UPDATE: Whale Sanctuary Project Community Information Meeting Details:
- Dartmouth – Thursday, Jan 31st, 7.00 pm. (Doors open at 6.30.) Alderney Landing (The Rotunda), 2 Ochterloney Street;
- Liverpool – Friday, Feb 1st, 6.30 pm. Astor Theatre, (Gorham Room) 219 Main Street;
- Port Hawkesbury – Monday, Feb 4th, 6.30 pm. Civic Centre, 606 Reeves Street;
- Sherbrooke – Wednesday, Feb 6th, 6.30 pm. Fire Hall, 91 Old Road Hill;
- Sheet Harbour – Thursday, Feb 7th, 6.30 pm. Royal Canadian Legion, Branch 58, 23566 Nova Scotia Highway Trunk 7.
- Shelburne Area – Saturday Feb 9th, 1 pm. Parish of Christ Church Hall, 128 Hammond Street, Shelburne.
Jan 29, 2019: At a news conference, this morning, in Halifax, the Whale Sanctuary Project announced a series of public information meetings over the next 10 days to identify communities in Nova Scotia that may be interested in becoming home to a seaside sanctuary for beluga whales being retired from entertainment parks.

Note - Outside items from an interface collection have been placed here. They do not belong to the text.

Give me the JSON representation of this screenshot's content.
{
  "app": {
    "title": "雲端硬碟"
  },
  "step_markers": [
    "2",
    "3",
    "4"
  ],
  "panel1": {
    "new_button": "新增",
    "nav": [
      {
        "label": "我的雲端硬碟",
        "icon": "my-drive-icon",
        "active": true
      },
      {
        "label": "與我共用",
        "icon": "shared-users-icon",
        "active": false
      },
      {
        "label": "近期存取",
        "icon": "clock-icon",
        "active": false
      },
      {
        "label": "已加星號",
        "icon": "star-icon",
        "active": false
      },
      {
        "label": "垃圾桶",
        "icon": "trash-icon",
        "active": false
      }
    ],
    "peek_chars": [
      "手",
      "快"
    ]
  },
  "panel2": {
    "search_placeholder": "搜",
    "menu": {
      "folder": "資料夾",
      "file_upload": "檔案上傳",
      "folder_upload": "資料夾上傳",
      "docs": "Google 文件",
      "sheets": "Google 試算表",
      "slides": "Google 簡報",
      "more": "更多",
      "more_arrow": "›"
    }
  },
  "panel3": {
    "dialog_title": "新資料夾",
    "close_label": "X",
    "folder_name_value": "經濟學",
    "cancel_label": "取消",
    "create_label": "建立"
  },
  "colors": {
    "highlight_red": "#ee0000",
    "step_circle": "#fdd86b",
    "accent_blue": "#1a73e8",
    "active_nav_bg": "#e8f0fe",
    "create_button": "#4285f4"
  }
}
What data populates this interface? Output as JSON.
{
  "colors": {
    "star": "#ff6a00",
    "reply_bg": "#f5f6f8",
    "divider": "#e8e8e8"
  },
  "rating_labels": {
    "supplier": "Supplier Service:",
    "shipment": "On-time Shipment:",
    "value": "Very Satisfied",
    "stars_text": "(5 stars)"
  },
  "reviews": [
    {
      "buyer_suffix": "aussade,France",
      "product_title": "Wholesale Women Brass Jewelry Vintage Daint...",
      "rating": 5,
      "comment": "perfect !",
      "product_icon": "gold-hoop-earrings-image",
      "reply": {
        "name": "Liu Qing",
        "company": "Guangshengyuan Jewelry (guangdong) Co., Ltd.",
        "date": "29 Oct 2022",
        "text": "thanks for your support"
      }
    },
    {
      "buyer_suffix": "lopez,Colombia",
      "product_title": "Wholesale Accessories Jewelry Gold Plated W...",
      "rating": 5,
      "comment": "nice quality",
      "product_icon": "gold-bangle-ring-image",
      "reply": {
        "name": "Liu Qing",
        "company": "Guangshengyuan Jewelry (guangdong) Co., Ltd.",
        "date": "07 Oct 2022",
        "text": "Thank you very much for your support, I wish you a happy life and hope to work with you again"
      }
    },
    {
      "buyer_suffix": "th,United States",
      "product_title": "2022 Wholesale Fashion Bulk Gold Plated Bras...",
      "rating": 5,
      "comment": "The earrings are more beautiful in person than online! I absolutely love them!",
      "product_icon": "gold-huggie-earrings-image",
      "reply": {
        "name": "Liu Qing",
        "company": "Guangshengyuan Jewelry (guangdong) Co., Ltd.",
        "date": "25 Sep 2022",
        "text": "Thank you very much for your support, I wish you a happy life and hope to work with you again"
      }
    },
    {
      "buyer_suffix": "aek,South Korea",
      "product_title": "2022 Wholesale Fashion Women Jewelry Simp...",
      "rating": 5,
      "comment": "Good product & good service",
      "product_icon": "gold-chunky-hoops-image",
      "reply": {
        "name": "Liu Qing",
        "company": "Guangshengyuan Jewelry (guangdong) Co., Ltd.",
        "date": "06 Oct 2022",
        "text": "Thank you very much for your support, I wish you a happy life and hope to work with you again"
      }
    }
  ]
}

“We think that somewhere along this Atlantic coast of more than 8,000 kilometers, there may be an ideal site for a whale sanctuary,” our Executive Director, Charles Vinick, told reporters. “Most importantly, we believe there is the perfect community that shares our vision. And, once we find this community, we will find that site. That’s what we’re setting out to do over the next few weeks while we host public information meetings.”

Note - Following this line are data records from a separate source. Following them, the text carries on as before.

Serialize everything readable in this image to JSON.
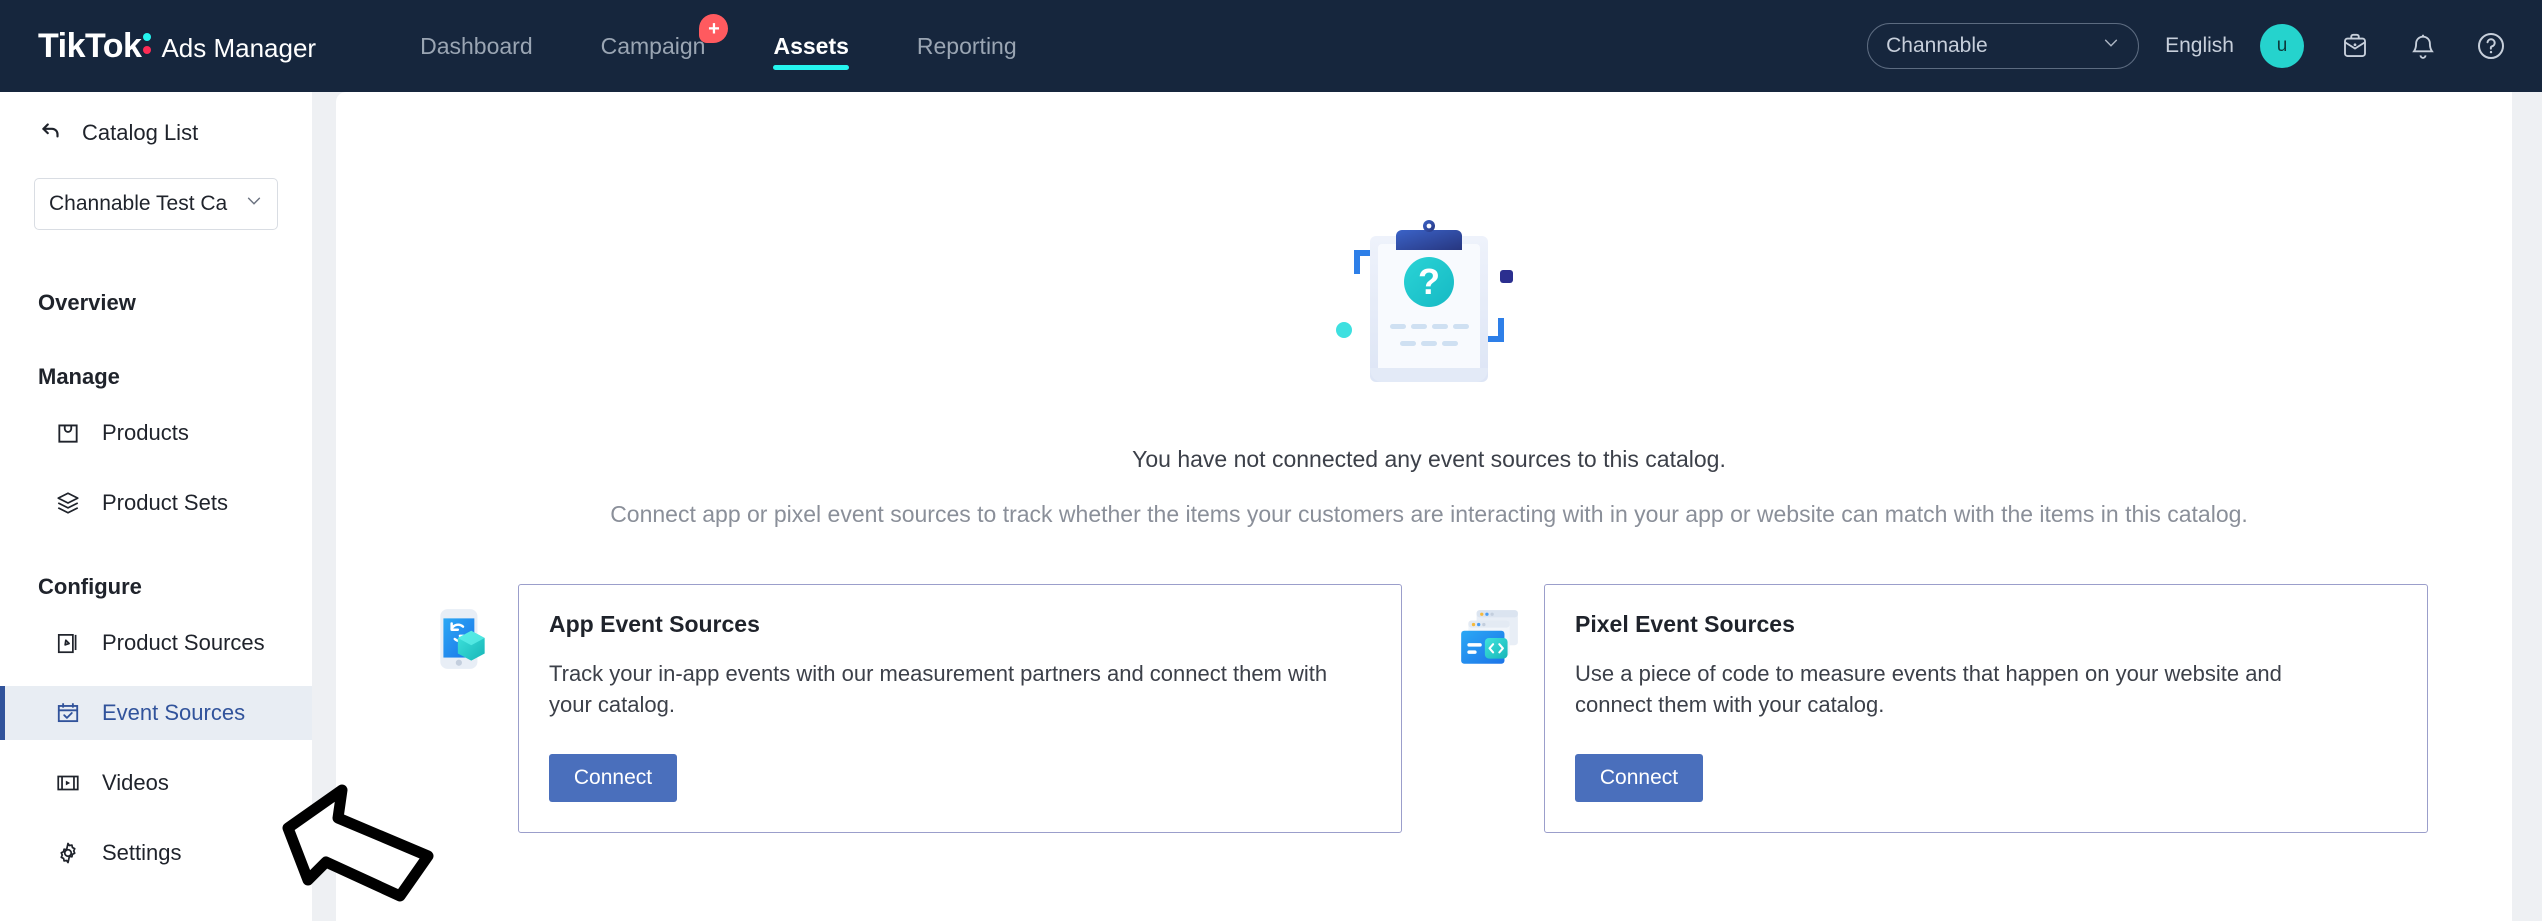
{
  "header": {
    "brand_tiktok": "TikTok",
    "brand_suffix": "Ads Manager",
    "nav": [
      {
        "label": "Dashboard",
        "active": false,
        "badge": ""
      },
      {
        "label": "Campaign",
        "active": false,
        "badge": "+"
      },
      {
        "label": "Assets",
        "active": true,
        "badge": ""
      },
      {
        "label": "Reporting",
        "active": false,
        "badge": ""
      }
    ],
    "account_select": "Channable",
    "language": "English",
    "avatar_initial": "u",
    "icons": [
      "inbox-icon",
      "bell-icon",
      "help-icon"
    ],
    "colors": {
      "background": "#16263d",
      "active_underline": "#25f4ee",
      "badge": "#ff5a5f",
      "avatar": "#25d3cd"
    }
  },
  "sidebar": {
    "back_label": "Catalog List",
    "catalog_select": "Channable Test Ca",
    "sections": [
      {
        "title": "Overview",
        "items": []
      },
      {
        "title": "Manage",
        "items": [
          {
            "label": "Products",
            "icon": "shopping-bag-icon",
            "active": false
          },
          {
            "label": "Product Sets",
            "icon": "layers-icon",
            "active": false
          }
        ]
      },
      {
        "title": "Configure",
        "items": [
          {
            "label": "Product Sources",
            "icon": "document-pen-icon",
            "active": false
          },
          {
            "label": "Event Sources",
            "icon": "calendar-check-icon",
            "active": true
          },
          {
            "label": "Videos",
            "icon": "film-icon",
            "active": false
          },
          {
            "label": "Settings",
            "icon": "gear-icon",
            "active": false
          }
        ]
      }
    ],
    "active_color": "#31539b",
    "active_background": "#e8edf3"
  },
  "main": {
    "empty_title": "You have not connected any event sources to this catalog.",
    "empty_subtitle": "Connect app or pixel event sources to track whether the items your customers are interacting with in your app or website can match with the items in this catalog.",
    "illustration": "clipboard-question-illustration",
    "cards": [
      {
        "icon": "mobile-app-events-icon",
        "title": "App Event Sources",
        "description": "Track your in-app events with our measurement partners and connect them with your catalog.",
        "button": "Connect"
      },
      {
        "icon": "browser-code-pixel-icon",
        "title": "Pixel Event Sources",
        "description": "Use a piece of code to measure events that happen on your website and connect them with your catalog.",
        "button": "Connect"
      }
    ],
    "card_border_color": "#9b9ecb",
    "button_color": "#4a6fbc"
  },
  "overlay": {
    "cursor": "arrow-cursor-pointing-up-left"
  }
}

“We believe there is the perfect community that shares our vision. And, once we find this community, we will find that site.”

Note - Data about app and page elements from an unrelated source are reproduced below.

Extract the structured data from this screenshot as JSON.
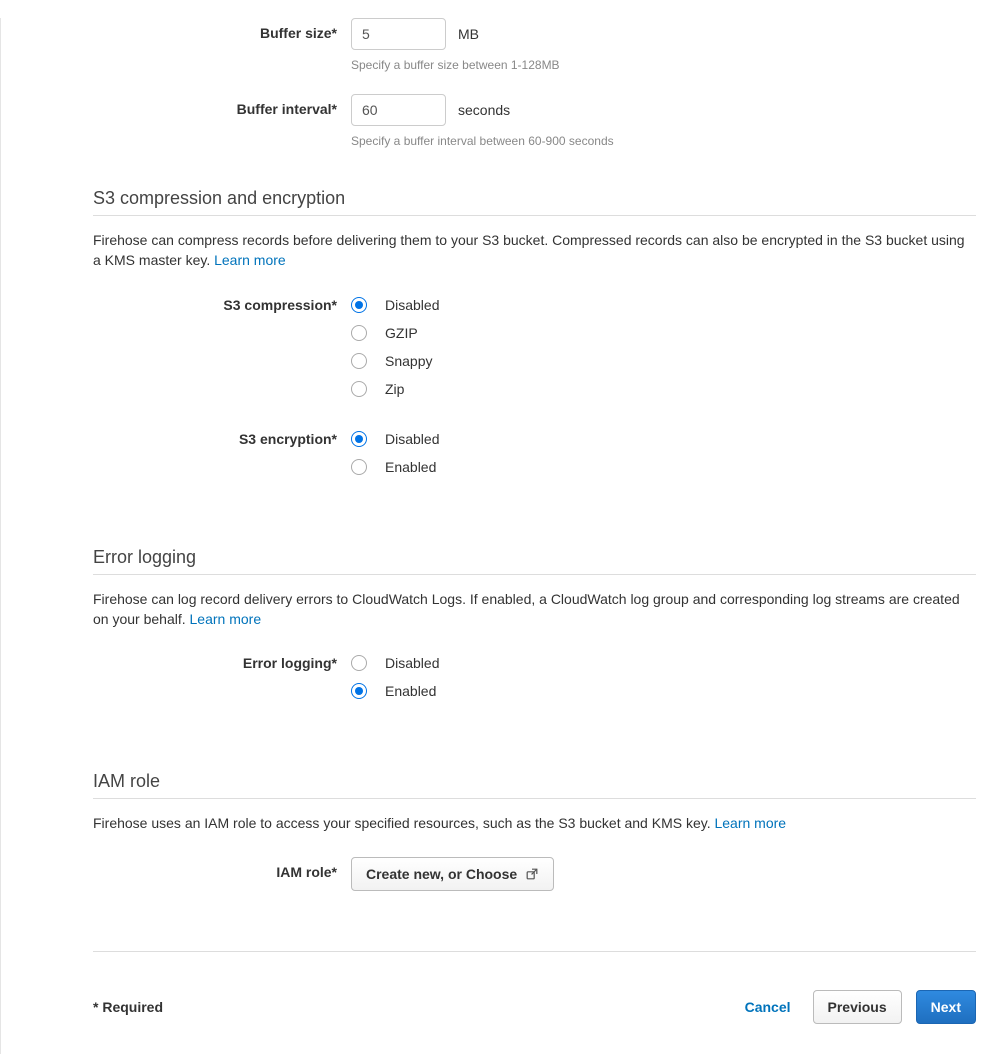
{
  "buffer": {
    "size_label": "Buffer size*",
    "size_value": "5",
    "size_unit": "MB",
    "size_help": "Specify a buffer size between 1-128MB",
    "interval_label": "Buffer interval*",
    "interval_value": "60",
    "interval_unit": "seconds",
    "interval_help": "Specify a buffer interval between 60-900 seconds"
  },
  "compression_section": {
    "title": "S3 compression and encryption",
    "desc": "Firehose can compress records before delivering them to your S3 bucket. Compressed records can also be encrypted in the S3 bucket using a KMS master key. ",
    "learn_more": "Learn more",
    "compression_label": "S3 compression*",
    "compression_options": [
      "Disabled",
      "GZIP",
      "Snappy",
      "Zip"
    ],
    "compression_selected": 0,
    "encryption_label": "S3 encryption*",
    "encryption_options": [
      "Disabled",
      "Enabled"
    ],
    "encryption_selected": 0
  },
  "error_section": {
    "title": "Error logging",
    "desc": "Firehose can log record delivery errors to CloudWatch Logs. If enabled, a CloudWatch log group and corresponding log streams are created on your behalf. ",
    "learn_more": "Learn more",
    "label": "Error logging*",
    "options": [
      "Disabled",
      "Enabled"
    ],
    "selected": 1
  },
  "iam_section": {
    "title": "IAM role",
    "desc": "Firehose uses an IAM role to access your specified resources, such as the S3 bucket and KMS key. ",
    "learn_more": "Learn more",
    "label": "IAM role*",
    "button": "Create new, or Choose"
  },
  "footer": {
    "required": "* Required",
    "cancel": "Cancel",
    "previous": "Previous",
    "next": "Next"
  }
}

Charles explained that the sanctuary will be a benefit not only to the whales who will be living there, but also to the community that hosts the sanctuary. For example, economic benefits to the community will include the creation of education center, employment for local residents, and the fact that the sanctuary will be purchasing food for the whales.
Dr. Lori Marino, President of the Whale Sanctuary Project, talked about her 30 years studying whales and dolphins.
“I’ve learned that belugas and other whales are highly intelligent and social mammals with a highly complex sense of self,” she said. “And because of these characteristics they suffer greatly spending their lives in concrete tanks in entertainment parks.”
Lori described their lives in those facilities as stressful, unhealthy, and short.
“The only way to end their suffering is to relocate them to a permanent seaside sanctuary, where they can receive expert care in a natural environment that serves their needs.”
Charles said that the site we’re looking for would be a 40-hectare area (roughly 100 acres) along the Atlantic shore of Nova Scotia. It would be a home for five to eight whales who are retired from entertainment facilities or who are injured and need rehabilitation within a netted-off area. On the shoreline there will be facilities for animal care and for sanctuary staff.
Together, Lori and Charles emphasized the importance of finding a coastal community that sees itself as the ideal home for what is certainly a novel project.
“We’re looking for communities that are as excited about this project as we are,” Charles said, “and who want to roll up their sleeves on the details so that together we can create this world-class endeavor.”